═════ The data

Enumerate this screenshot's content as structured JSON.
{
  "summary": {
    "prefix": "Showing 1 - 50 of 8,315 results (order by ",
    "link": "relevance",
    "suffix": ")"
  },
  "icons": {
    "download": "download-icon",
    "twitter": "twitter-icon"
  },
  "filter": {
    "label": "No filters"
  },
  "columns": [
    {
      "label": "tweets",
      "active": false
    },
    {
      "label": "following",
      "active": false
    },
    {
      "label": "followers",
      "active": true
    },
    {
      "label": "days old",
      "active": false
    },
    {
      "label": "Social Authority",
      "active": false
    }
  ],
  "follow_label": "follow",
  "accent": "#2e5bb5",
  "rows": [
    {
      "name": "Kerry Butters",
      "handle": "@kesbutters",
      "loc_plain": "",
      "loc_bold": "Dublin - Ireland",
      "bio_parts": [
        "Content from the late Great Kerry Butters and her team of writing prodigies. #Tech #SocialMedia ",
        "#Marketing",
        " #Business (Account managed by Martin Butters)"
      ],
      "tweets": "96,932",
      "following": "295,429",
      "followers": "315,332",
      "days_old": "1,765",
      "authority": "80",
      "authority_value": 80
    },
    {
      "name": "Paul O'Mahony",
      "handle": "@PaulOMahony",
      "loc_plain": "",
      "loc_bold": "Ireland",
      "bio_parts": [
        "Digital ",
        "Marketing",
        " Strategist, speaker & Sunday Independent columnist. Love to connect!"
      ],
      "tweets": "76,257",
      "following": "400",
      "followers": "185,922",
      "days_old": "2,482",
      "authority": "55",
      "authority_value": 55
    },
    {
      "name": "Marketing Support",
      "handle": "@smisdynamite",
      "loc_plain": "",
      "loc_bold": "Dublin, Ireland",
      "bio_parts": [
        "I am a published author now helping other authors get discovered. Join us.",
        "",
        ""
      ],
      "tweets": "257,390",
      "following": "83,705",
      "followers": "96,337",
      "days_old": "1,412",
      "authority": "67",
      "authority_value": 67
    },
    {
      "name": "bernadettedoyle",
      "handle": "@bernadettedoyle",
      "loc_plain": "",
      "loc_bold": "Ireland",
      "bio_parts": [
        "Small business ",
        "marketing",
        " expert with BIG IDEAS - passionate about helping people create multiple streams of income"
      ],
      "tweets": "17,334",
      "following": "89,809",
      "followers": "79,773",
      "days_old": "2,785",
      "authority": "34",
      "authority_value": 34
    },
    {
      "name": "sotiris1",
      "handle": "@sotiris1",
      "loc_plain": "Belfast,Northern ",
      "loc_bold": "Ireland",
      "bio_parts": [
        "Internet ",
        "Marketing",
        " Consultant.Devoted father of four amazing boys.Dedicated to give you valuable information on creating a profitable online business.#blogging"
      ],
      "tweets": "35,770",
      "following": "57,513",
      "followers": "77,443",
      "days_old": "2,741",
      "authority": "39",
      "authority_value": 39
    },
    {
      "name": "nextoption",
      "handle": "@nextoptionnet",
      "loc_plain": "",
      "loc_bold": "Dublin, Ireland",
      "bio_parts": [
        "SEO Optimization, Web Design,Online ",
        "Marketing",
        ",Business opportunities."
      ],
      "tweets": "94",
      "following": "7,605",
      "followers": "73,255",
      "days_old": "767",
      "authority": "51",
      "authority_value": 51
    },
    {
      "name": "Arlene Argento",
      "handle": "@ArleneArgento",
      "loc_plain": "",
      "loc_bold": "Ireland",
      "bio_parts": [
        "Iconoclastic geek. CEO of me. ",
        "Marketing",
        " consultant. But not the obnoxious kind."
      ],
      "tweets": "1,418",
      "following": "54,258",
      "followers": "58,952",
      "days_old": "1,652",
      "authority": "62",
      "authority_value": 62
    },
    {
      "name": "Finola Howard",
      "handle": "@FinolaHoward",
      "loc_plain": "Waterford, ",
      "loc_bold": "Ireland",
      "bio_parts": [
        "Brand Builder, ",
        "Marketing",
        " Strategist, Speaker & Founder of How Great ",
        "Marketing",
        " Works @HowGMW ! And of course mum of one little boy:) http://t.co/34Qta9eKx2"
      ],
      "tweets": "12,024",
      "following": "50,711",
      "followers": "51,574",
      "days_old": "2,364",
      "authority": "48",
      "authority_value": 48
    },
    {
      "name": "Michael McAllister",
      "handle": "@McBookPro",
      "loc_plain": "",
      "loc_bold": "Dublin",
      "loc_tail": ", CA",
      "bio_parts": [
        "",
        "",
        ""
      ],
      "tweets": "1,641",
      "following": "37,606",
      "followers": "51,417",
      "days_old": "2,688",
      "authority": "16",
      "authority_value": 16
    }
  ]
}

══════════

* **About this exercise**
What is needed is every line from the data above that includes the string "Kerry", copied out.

* **Response for this exercise**
      "name": "Kerry Butters",
        "Content from the late Great Kerry Butters and her team of writing prodigies. #Tech #SocialMedia ",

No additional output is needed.